# Lyapunov equation

In control theory, the discrete Lyapunov equation is of the form

${\displaystyle AXA^{H}-X+Q=0}$

where ${\displaystyle Q}$ is a Hermitian matrix and ${\displaystyle A^{H}}$ is the conjugate transpose of ${\displaystyle A}$. The continuous Lyapunov equation is of form

${\displaystyle AX+XA^{H}+Q=0}$.

The Lyapunov equation occurs in many branches of control theory, such as stability analysis and optimal control. This and related equations are named after the Russian mathematician Aleksandr Lyapunov.

## Application to stability

In the following theorems ${\displaystyle A,P,Q\in \mathbb {R} ^{n\times n}}$, and ${\displaystyle P}$ and ${\displaystyle Q}$ are symmetric. The notation ${\displaystyle P>0}$ means that the matrix ${\displaystyle P}$ is positive definite.

Theorem (continuous time version). Given any ${\displaystyle Q>0}$, there exists a unique ${\displaystyle P>0}$ satisfying ${\displaystyle A^{T}P+PA+Q=0}$ if and only if the linear system ${\displaystyle {\dot {x}}=Ax}$ is globally asymptotically stable. The quadratic function ${\displaystyle V(z)=z^{T}Pz}$ is a Lyapunov function that can be used to verify stability.

Theorem (discrete time version). Given any ${\displaystyle Q>0}$, there exists a unique ${\displaystyle P>0}$ satisfying ${\displaystyle A^{T}PA-P+Q=0}$ if and only if the linear system ${\displaystyle x(t+1)=Ax(t)}$ is globally asymptotically stable. As before, ${\displaystyle z^{T}Pz}$ is a Lyapunov function.

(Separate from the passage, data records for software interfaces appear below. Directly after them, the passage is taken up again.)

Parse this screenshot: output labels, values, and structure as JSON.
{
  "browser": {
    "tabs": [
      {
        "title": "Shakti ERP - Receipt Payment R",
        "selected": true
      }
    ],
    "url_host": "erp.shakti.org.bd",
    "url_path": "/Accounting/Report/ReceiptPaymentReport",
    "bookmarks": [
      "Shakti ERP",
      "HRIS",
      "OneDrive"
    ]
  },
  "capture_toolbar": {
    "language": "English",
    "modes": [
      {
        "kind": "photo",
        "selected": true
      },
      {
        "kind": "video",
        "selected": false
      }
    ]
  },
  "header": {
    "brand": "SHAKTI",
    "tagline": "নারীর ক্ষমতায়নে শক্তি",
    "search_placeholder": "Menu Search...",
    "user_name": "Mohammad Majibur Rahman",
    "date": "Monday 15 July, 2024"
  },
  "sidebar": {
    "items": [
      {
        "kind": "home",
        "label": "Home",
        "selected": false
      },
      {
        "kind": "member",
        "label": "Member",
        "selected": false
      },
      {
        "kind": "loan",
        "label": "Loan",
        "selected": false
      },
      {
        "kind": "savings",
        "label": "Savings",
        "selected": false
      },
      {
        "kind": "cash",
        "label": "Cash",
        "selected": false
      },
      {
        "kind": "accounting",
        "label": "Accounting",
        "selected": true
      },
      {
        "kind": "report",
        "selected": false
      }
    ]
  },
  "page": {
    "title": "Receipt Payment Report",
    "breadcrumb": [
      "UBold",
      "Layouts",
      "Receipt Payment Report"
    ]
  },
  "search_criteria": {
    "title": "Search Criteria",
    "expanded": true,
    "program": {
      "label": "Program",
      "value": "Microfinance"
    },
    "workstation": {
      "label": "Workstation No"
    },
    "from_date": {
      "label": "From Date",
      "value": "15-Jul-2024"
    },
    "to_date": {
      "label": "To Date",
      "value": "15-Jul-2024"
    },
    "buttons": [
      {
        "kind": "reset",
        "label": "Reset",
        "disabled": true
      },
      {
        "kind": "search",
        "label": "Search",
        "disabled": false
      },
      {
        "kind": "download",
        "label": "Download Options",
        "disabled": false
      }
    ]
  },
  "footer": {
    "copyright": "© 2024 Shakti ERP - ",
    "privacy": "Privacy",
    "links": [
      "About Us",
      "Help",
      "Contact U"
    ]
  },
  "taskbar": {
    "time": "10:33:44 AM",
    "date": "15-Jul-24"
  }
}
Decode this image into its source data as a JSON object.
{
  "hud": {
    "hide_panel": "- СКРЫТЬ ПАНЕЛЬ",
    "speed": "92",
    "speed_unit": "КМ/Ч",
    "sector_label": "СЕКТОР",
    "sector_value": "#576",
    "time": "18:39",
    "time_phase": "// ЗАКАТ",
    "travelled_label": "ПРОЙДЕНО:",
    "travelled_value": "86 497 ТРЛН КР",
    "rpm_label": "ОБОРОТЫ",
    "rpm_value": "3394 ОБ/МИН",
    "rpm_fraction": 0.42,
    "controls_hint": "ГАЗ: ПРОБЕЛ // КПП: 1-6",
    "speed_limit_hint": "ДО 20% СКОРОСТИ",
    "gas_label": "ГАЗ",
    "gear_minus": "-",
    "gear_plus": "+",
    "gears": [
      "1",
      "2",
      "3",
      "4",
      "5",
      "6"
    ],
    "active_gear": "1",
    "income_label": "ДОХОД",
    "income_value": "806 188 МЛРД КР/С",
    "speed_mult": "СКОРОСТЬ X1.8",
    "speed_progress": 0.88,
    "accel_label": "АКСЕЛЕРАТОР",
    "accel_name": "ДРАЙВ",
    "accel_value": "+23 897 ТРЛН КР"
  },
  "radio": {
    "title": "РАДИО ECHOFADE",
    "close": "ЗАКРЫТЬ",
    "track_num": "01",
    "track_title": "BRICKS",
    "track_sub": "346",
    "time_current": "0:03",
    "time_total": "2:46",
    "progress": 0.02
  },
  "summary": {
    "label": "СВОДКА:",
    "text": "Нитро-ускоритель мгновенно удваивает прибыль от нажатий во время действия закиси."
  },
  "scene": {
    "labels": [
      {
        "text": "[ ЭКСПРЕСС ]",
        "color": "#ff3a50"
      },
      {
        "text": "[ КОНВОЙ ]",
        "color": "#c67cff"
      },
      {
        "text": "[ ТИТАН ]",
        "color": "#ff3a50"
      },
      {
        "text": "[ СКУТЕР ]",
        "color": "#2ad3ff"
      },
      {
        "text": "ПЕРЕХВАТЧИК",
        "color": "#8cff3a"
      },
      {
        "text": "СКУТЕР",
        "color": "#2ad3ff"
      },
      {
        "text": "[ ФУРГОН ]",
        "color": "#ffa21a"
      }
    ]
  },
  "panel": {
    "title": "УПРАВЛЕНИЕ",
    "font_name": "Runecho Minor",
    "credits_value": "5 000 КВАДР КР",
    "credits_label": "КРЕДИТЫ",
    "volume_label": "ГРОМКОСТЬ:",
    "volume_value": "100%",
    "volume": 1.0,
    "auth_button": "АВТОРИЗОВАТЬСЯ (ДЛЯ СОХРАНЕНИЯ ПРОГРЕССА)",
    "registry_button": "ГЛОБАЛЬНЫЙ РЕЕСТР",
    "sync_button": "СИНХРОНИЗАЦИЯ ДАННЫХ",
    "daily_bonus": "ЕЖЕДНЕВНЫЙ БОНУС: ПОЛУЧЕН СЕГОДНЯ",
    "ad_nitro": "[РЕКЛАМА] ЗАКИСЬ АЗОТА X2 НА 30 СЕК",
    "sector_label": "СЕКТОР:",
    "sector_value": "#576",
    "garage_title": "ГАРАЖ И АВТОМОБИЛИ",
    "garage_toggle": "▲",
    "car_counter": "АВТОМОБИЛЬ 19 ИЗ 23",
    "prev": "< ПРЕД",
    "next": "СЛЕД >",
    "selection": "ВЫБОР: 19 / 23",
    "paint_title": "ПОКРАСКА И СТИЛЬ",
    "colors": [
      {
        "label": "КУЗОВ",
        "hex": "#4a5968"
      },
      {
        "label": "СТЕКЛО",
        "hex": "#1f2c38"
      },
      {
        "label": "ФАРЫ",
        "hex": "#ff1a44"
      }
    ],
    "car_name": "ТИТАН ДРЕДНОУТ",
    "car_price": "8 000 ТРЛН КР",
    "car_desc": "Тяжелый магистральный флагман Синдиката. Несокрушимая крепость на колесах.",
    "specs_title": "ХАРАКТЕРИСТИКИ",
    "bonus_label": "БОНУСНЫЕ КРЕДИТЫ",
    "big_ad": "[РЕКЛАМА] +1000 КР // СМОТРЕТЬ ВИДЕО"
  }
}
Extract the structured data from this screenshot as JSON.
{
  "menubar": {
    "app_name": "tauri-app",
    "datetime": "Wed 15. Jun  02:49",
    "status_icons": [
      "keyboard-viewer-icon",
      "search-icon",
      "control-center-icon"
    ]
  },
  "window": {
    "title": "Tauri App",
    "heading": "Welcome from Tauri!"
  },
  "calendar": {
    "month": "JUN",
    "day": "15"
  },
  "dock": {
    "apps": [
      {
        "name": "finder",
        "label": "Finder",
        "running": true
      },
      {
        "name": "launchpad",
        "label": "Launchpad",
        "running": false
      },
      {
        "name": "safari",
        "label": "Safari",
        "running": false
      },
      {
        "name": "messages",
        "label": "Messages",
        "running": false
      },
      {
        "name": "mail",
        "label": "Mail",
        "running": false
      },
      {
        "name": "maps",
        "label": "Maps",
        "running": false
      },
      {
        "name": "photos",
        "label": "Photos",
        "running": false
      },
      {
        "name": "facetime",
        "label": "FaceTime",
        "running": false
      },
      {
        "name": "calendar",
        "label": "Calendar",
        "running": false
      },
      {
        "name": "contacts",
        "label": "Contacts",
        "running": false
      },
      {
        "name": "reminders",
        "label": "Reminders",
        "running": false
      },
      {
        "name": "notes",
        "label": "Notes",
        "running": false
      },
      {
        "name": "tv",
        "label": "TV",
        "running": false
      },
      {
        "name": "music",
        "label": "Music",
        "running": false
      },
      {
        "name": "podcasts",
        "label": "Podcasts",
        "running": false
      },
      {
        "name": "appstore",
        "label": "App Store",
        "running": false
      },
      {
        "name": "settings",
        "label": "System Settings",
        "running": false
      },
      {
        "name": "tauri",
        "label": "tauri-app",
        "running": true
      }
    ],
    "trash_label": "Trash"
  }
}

## Computational aspects of solution

Specialized software is available for solving Lyapunov equations. For the discrete case, the Schur method of Kitagawa is often used.[1] For the continuous Lyapunov equation the method of Bartels and Stewart can be used.[2]

## Analytic Solution

Defining the ${\displaystyle \operatorname {vec} (A)}$ operator as stacking the columns of a matrix ${\displaystyle A}$ and ${\displaystyle A\otimes B}$ as the Kronecker product of ${\displaystyle A}$ and ${\displaystyle B}$, the continuous time and discrete time Lyapunov equations can be expressed as solutions of a matrix equation. Furthermore, if the matrix ${\displaystyle A}$ is stable, the solution can also be expressed as an integral (continuous time case) or as an infinite sum (discrete time case).

### Discrete time

Using the result that ${\displaystyle \operatorname {vec} (ABC)=(C^{T}\otimes A)\operatorname {vec} (B)}$, one has

${\displaystyle (I-A\otimes A)\operatorname {vec} (X)=\operatorname {vec} (Q)}$

where ${\displaystyle I}$ is a conformable identity matrix.[3] One may then solve for ${\displaystyle \operatorname {vec} (X)}$ by inverting or solving the linear equations. To get ${\displaystyle X}$, one must just reshape ${\displaystyle \operatorname {vec} (X)}$ appropriately.

Moreover, if ${\displaystyle A}$ is stable, the solution ${\displaystyle X}$ can also be written as

${\displaystyle X=\sum _{k=0}^{\infty }A^{k}Q(A^{H})^{k}}$.

### Continuous time

Using again the Kronecker product notation and the vectorization operator, one has the matrix equation

${\displaystyle (I_{n}\otimes A+{\bar {A}}\otimes I_{n})\operatorname {vec} X=-\operatorname {vec} Q,}$

where ${\displaystyle {\bar {A}}}$ denotes the matrix obtained by complex conjugating the entries of ${\displaystyle A}$.

Similar to the discrete-time case, if ${\displaystyle A}$ is stable, the solution ${\displaystyle X}$ can also be written as

${\displaystyle X=\int \limits _{0}^{\infty }e^{A\tau }Qe^{A^{H}\tau }d\tau }$.